Wednesday, January 29, 2014

WARNING: Keep Your Financial Accounts Active Or Become a Victim of The State

EPJ reader Brandon emails:
I'm a big fan of EPJ and the ALERT. As an accountant I see quite a few statements of various sorts. As a person with an eye toward liberty the statements in the picture below had a very interesting warning added to the bottom in the past year. I immediately thought of the recent shrinking beverages post at EPJ and how great side-by-side comparisons can be.

The first simply has some simple info about managing your holdings online. 
The second, the same holdings a mere 3 months later, has a theft warning! Theft from who? The state, of course. 
The third is even more detailed about the threat of state abandoned property laws.
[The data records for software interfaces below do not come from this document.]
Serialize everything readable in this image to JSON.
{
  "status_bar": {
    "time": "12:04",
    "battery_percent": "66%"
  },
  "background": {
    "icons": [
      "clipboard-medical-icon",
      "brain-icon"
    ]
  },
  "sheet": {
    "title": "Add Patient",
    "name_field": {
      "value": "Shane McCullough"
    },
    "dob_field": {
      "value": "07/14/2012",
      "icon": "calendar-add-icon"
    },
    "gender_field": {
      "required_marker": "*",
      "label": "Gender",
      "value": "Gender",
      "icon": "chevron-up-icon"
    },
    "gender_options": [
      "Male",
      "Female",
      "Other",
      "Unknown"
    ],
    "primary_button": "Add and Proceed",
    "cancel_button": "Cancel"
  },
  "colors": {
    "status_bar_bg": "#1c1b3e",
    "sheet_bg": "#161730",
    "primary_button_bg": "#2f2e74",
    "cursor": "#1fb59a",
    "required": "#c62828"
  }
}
These types of holdings are often things people only think about once a year when they get a 1099 to include earnings on their tax returns. They just leave them alone and let them grow. The only danger in that should be the obvious risk of their holdings losing value in the market, but apparently now they have to worry about theft by the state as well.


  1. Good lookin' out Brandon.
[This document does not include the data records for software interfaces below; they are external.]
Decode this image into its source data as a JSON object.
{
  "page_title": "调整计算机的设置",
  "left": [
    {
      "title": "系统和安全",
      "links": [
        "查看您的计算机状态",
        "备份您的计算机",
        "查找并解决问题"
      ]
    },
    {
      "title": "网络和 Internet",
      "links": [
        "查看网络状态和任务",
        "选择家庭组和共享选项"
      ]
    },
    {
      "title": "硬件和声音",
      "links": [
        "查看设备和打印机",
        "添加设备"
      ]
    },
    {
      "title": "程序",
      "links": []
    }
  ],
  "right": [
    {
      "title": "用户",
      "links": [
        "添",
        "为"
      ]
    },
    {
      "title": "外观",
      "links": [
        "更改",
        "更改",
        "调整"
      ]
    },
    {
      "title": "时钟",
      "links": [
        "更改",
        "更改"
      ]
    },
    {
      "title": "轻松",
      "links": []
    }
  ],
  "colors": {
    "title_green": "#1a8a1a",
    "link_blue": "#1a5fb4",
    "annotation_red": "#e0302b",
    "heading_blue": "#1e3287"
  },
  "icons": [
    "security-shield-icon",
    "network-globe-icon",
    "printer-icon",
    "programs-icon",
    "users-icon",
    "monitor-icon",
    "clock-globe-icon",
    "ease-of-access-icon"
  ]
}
  2. According to Computer Share:

    Escheatment is the process of transferring abandoned property—including securities and the funds associated with them—to individual states and US territories, following the requirements of individual state and territory laws....

    Many state governments have been relying more on the income from escheatment in recent years, and have become more aggressive in pursuing companies that are not in compliance...

    When a shareholder hasn’t demonstrated ownership of property—for example, by cashing dividend checks or responding to mailings—for a period of time, that property is deemed abandoned and is turned over to the state. The state then converts the property to cash, within 30 days to two years. A shareholder who is holding securities that have been escheated will only be able to reclaim the sale price the state received, without interest, not the securities themselves.

  3. The designated private sector organization in the U.S. that establishes financial accounting and reporting cpa firm standards.